V. and Reg connected on their passion for biology, and I merely relaxed and listened, remembering the many, many such evenings I have been so lucky to have enjoyed with Porter over the past 18 years. With four cats on the go and many exciting topics to discuss, five hours passed like minutes, and then we had to take our leave.

Porter explained his current love of antique microscopes, and I took advantage of the time to reflect on what I love about well-made cameras and books; why have humans become so easy to please with cheap plastics and digital media when the value of a library is palpable in a way that Kindle/Kobo downloads never will be. Convenience and space, I suppose, dictate our choices.

Regardless, the glory of seeing Porter’s antique Victorian slides mounted with the most glorious papers and designs left me speechless. Nothing we do today has such meticulous details impressed upon them, and yet we feel superior to the artisans of yesteryear. Do not misunderstand me – our lives have a comfort and value that was not available to our ancestors – we simply choose overabundance in lieu of quality and beauty. Enter any Wal-Mart or Sears and you will see what cheap products abound to clutter our lives and living quarters.
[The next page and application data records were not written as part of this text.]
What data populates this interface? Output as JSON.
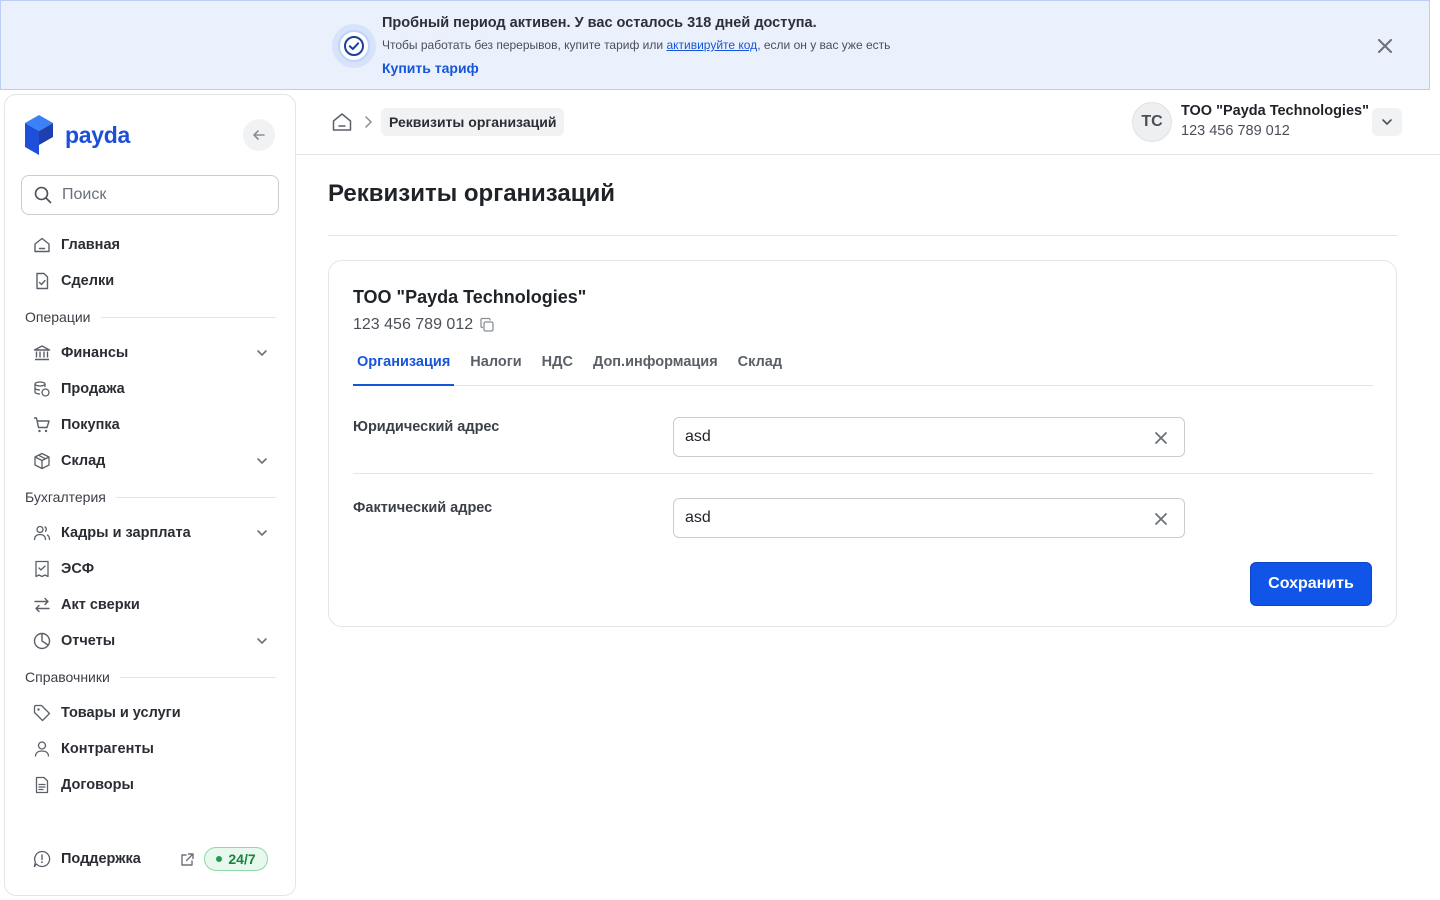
{
  "banner": {
    "title": "Пробный период активен. У вас осталось 318 дней доступа.",
    "text_before": "Чтобы работать без перерывов, купите тариф или ",
    "link": "активируйте код",
    "text_after": ", если он у вас уже есть",
    "buy": "Купить тариф",
    "icon": "check-circle-icon"
  },
  "sidebar": {
    "logo": "payda",
    "search_placeholder": "Поиск",
    "items": [
      {
        "label": "Главная",
        "icon": "home-icon"
      },
      {
        "label": "Сделки",
        "icon": "document-check-icon"
      }
    ],
    "section_operations": "Операции",
    "operations": [
      {
        "label": "Финансы",
        "icon": "bank-icon",
        "expandable": true
      },
      {
        "label": "Продажа",
        "icon": "coins-icon"
      },
      {
        "label": "Покупка",
        "icon": "cart-icon"
      },
      {
        "label": "Склад",
        "icon": "box-icon",
        "expandable": true
      }
    ],
    "section_accounting": "Бухгалтерия",
    "accounting": [
      {
        "label": "Кадры и зарплата",
        "icon": "users-icon",
        "expandable": true
      },
      {
        "label": "ЭСФ",
        "icon": "receipt-icon"
      },
      {
        "label": "Акт сверки",
        "icon": "arrows-exchange-icon"
      },
      {
        "label": "Отчеты",
        "icon": "pie-chart-icon",
        "expandable": true
      }
    ],
    "section_references": "Справочники",
    "references": [
      {
        "label": "Товары и услуги",
        "icon": "tag-icon"
      },
      {
        "label": "Контрагенты",
        "icon": "user-icon"
      },
      {
        "label": "Договоры",
        "icon": "file-text-icon"
      }
    ],
    "support": {
      "label": "Поддержка",
      "badge": "24/7"
    }
  },
  "header": {
    "breadcrumb_current": "Реквизиты организаций",
    "avatar_initials": "TC",
    "org_name": "ТОО \"Payda Technologies\"",
    "org_bin": "123 456 789 012"
  },
  "main": {
    "title": "Реквизиты организаций",
    "card": {
      "org_name": "ТОО \"Payda Technologies\"",
      "org_bin": "123 456 789 012",
      "tabs": [
        "Организация",
        "Налоги",
        "НДС",
        "Доп.информация",
        "Склад"
      ],
      "active_tab": "Организация",
      "fields": [
        {
          "label": "Юридический адрес",
          "value": "asd"
        },
        {
          "label": "Фактический адрес",
          "value": "asd"
        }
      ],
      "save": "Сохранить"
    }
  },
  "colors": {
    "accent": "#1655d9",
    "primary_button": "#1155e8",
    "banner_bg": "#eaf1fd",
    "success": "#15843e"
  }
}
Upon reflection, when I moved into the Tip Top Lofts studio I abandoned the “Porter-style” of antiquity in favour of a post-modern, digital/analogue feel. I did this because I needed separation from a painful part of my past and to start from ground zero. With every new plateau we often must adapt our surroundings to reflect our minds, and I enjoy the clarity that a Zen style provides. Still, the comfort and depth that both V. and I found within the Porter residence made me long for the older house with many rooms, a garden of classic proportions and a library where we could read into the world’s final days. Et in Arcadia ego…or at least I want to be.